Pictures are to be left out, and every entry repeated exactly.

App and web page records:
————

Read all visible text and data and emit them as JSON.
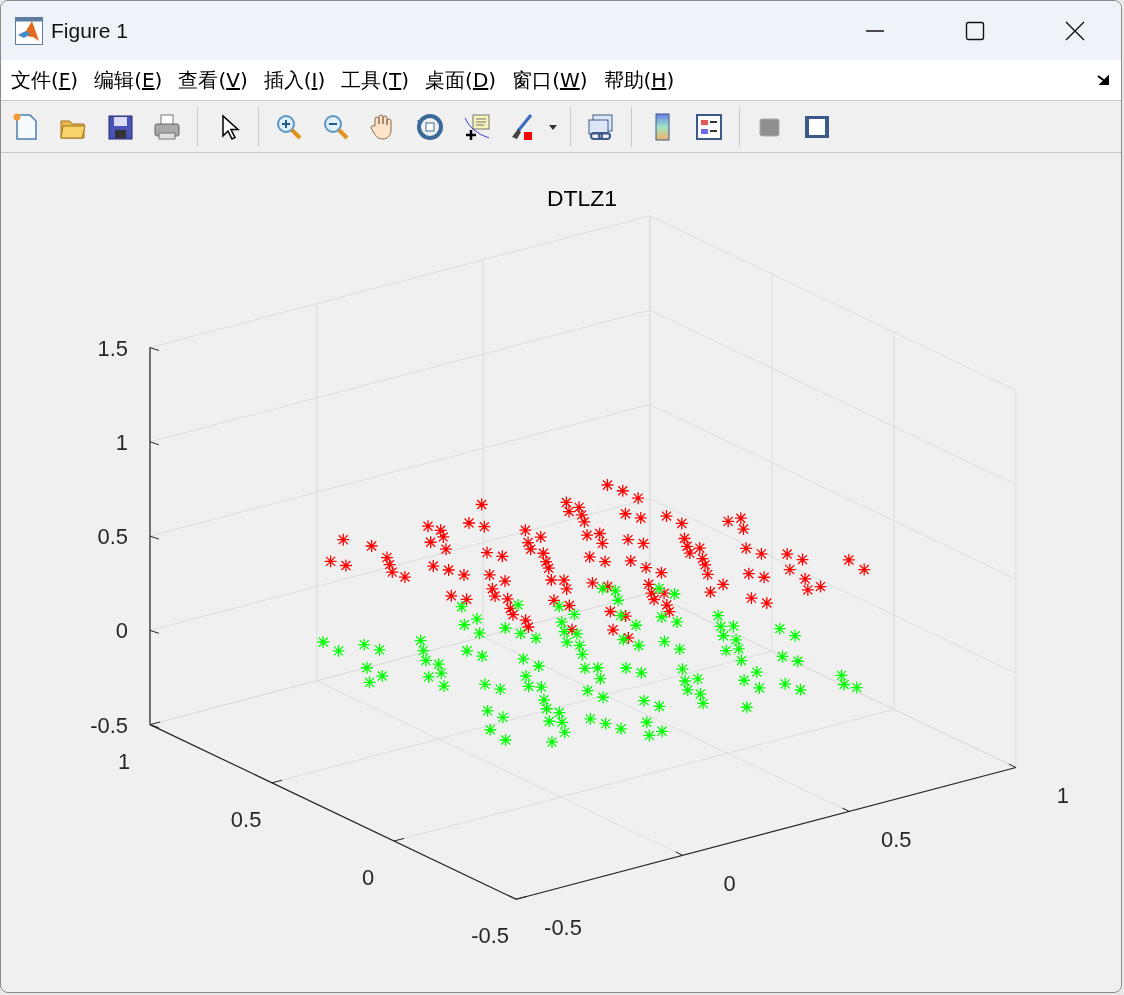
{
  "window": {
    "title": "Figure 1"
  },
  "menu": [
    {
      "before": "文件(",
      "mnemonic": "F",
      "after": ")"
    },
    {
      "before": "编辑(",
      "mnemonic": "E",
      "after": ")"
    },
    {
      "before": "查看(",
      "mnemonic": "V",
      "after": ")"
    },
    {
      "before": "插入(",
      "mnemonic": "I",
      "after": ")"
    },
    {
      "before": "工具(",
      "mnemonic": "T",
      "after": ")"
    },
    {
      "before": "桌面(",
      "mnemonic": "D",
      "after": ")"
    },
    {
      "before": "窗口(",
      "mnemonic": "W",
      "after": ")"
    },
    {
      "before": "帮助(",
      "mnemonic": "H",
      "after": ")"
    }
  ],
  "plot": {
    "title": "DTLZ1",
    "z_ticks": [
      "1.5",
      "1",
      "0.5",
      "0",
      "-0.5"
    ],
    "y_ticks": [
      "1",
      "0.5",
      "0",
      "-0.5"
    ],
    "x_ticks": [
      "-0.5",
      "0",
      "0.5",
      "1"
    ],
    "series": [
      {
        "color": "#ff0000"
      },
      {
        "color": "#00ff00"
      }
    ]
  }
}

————

## Response area:
Read all visible text and data and emit them as JSON.
{
  "window": {
    "title": "Figure 1"
  },
  "menu": [
    {
      "before": "文件(",
      "mnemonic": "F",
      "after": ")"
    },
    {
      "before": "编辑(",
      "mnemonic": "E",
      "after": ")"
    },
    {
      "before": "查看(",
      "mnemonic": "V",
      "after": ")"
    },
    {
      "before": "插入(",
      "mnemonic": "I",
      "after": ")"
    },
    {
      "before": "工具(",
      "mnemonic": "T",
      "after": ")"
    },
    {
      "before": "桌面(",
      "mnemonic": "D",
      "after": ")"
    },
    {
      "before": "窗口(",
      "mnemonic": "W",
      "after": ")"
    },
    {
      "before": "帮助(",
      "mnemonic": "H",
      "after": ")"
    }
  ],
  "plot": {
    "title": "DTLZ1",
    "z_ticks": [
      "1.5",
      "1",
      "0.5",
      "0",
      "-0.5"
    ],
    "y_ticks": [
      "1",
      "0.5",
      "0",
      "-0.5"
    ],
    "x_ticks": [
      "-0.5",
      "0",
      "0.5",
      "1"
    ],
    "series": [
      {
        "color": "#ff0000"
      },
      {
        "color": "#00ff00"
      }
    ]
  }
}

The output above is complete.